In a town like Villabuena de Alava, for example, there are more wineries than inhabitants (300 people live there), and it´s a similar thing in most towns in the area. Most families own a small private winery where they produce wine for friends or a reduced number of visitors. It´s also true that many are semi-abandoned or falling apart due to not being used anymore. It´s a real pity, but I guess sometimes it´s hard work to keep this business going. So if you have the chance when visiting Rioja, don´t miss the opportunity to visit at least a small family winery to see how wine has been produced throughout several family generations. (Pictures here belong to a 17th century winery, no name outside, that produces an excellent wine and it´s still running by the retired owner)Old wine bottles in the cellarEntrance to the cellar





How To Eat Pintxos Like A Local in the Basque Country

23 06 2014

Given the increasing number of tourists (don´t worry, the Basque Country is still a heaven for those that feel comfortable far from the madding crowds) that come to this gourmet´s paradise in search of the best pintxos in the world, please find below a few suggestions on how to eat pintxos like a local. Having experienced and seen lots of guests on my pintxos tours at a loss when faced with a counter full of these delicacies, I feel this post as a must for those that want to do it right:

1) Peek into the bar and take a look at its counter.

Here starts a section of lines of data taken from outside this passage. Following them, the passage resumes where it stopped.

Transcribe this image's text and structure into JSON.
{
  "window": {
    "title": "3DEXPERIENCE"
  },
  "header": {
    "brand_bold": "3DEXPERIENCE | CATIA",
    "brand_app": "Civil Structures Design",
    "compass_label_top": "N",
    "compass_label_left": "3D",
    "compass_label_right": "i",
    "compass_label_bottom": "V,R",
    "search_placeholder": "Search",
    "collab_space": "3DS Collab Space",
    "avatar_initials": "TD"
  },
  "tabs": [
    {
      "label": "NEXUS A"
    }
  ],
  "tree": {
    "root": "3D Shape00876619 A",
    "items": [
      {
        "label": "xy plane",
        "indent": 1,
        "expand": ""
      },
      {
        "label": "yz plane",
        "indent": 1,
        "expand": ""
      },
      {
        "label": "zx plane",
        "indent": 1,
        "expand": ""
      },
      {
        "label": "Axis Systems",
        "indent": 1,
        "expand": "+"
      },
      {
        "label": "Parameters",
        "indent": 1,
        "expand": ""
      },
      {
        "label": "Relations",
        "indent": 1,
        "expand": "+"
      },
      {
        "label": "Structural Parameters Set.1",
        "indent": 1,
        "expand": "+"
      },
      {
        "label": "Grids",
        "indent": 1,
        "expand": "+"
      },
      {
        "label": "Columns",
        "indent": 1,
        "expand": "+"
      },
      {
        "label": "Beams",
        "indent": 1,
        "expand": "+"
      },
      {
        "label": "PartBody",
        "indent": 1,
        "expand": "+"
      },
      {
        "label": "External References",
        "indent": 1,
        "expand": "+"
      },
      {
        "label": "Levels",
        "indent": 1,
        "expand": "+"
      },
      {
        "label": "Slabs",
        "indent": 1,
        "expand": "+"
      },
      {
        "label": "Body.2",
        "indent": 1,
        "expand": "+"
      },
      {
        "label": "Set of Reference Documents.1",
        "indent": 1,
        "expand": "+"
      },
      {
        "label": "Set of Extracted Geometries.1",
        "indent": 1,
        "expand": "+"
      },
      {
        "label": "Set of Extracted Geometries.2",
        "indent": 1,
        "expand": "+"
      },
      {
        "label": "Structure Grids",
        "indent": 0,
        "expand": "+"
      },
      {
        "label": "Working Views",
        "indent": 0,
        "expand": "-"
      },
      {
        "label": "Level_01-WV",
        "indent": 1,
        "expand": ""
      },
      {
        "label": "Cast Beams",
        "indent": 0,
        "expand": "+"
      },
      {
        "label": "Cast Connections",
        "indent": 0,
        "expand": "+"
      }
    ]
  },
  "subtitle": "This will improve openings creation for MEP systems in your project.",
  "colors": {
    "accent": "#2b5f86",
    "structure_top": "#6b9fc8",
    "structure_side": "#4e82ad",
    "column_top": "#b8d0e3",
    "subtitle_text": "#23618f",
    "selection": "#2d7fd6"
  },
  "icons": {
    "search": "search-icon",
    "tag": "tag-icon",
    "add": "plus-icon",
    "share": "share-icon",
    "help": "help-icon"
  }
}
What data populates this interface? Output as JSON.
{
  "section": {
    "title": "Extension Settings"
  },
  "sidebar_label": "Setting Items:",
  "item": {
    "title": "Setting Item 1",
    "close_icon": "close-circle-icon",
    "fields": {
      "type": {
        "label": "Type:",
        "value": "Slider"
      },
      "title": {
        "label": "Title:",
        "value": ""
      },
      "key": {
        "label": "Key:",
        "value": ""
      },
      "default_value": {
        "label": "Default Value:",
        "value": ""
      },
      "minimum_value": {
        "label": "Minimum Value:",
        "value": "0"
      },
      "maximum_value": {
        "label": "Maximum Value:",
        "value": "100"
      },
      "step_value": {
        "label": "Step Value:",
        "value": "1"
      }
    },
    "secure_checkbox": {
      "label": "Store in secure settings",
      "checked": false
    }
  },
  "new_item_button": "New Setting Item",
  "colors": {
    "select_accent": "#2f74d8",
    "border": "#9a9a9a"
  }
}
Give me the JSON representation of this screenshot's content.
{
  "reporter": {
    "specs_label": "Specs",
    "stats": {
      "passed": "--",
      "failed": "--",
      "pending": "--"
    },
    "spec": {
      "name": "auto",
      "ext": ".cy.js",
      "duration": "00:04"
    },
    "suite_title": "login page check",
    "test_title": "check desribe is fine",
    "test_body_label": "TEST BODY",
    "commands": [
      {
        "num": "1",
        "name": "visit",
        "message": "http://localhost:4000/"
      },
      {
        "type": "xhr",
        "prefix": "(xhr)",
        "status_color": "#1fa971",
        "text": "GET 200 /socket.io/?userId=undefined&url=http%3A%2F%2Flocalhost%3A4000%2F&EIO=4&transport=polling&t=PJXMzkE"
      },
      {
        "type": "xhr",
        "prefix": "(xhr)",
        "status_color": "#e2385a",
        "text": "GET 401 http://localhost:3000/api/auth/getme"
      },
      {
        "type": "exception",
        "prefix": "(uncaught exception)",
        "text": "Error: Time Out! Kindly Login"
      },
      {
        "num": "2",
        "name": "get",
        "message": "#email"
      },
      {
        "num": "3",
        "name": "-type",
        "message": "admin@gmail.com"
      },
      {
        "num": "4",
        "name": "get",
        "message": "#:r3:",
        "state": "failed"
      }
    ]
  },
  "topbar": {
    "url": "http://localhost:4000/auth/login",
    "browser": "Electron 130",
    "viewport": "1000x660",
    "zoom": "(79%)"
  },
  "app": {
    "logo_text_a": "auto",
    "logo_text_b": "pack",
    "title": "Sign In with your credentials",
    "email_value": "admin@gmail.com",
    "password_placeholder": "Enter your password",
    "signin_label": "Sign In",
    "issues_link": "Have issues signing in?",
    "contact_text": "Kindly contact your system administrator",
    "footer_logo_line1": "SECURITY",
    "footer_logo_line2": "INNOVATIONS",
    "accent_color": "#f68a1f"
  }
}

If you don´t like what´s shown there, just look for another bar. There´re plenty.Barra Irrintzi 1

2) Yes, I know that in your native country you don´t have as many bars as we do here, and you tend to spend your time and money in just one for the whole evening. No, we don´t do it that way. We visit as many bars as possible.

3) We like to have ONE pintxo per bar, maximum TWO, and ONE drink.Ham and tomato on bread

4) We don´t have pintxos meals or anything of the kind. It´s an appetizer and not a meal. It´s meant to dilute the amount of alcohol in blood and facilitate conversation while standing close to the counter.

5) STANDING, we have them standing, we don´t sit down for pintxos. Please. Stand. Talk. Enjoy. But don´t seat.

6) Never, ever, accept the plate handed by the waiter. We locals just grab them with our hand from the counter. Or order them from the list on the wall to have them made on order.

7) We pay based on an honour system, that is, we tell the waiter how many we´ve had and he believes us. We don´t lie, ever. The toothpick thing (counting toothpicks as a proof of how many pintxos you´ve had) is nowadays an urban legend.

8) ALL pintxos are good, all taste great. Ibérico ham is good for your health and great for your heart and arteries. And yes, those fresh looking things are real anchovies, not that thing you have on pizza.Pintxos

9) There´s no such thing as “pintxos bars”. 99% of bars offer pintxos, all bars are “pintxos bars”.

10) Order a “zurito” (a third of a glass of beer), a “rioja” (a glass of red wine), a “blanco” (white wine) or a “cider” (natural cider, not fizzy). Ignore Coke or any other sweet drinks, they are not meant for pintxos.

11) Enjoy the atmosphere, ask the waiter about the pintxos, talk to strangers, throw napkins on the floor (YES!!!), pay on leaving, try different things, get a bit tipsy, enjoy this wonderful pintxos culture…pintxos counter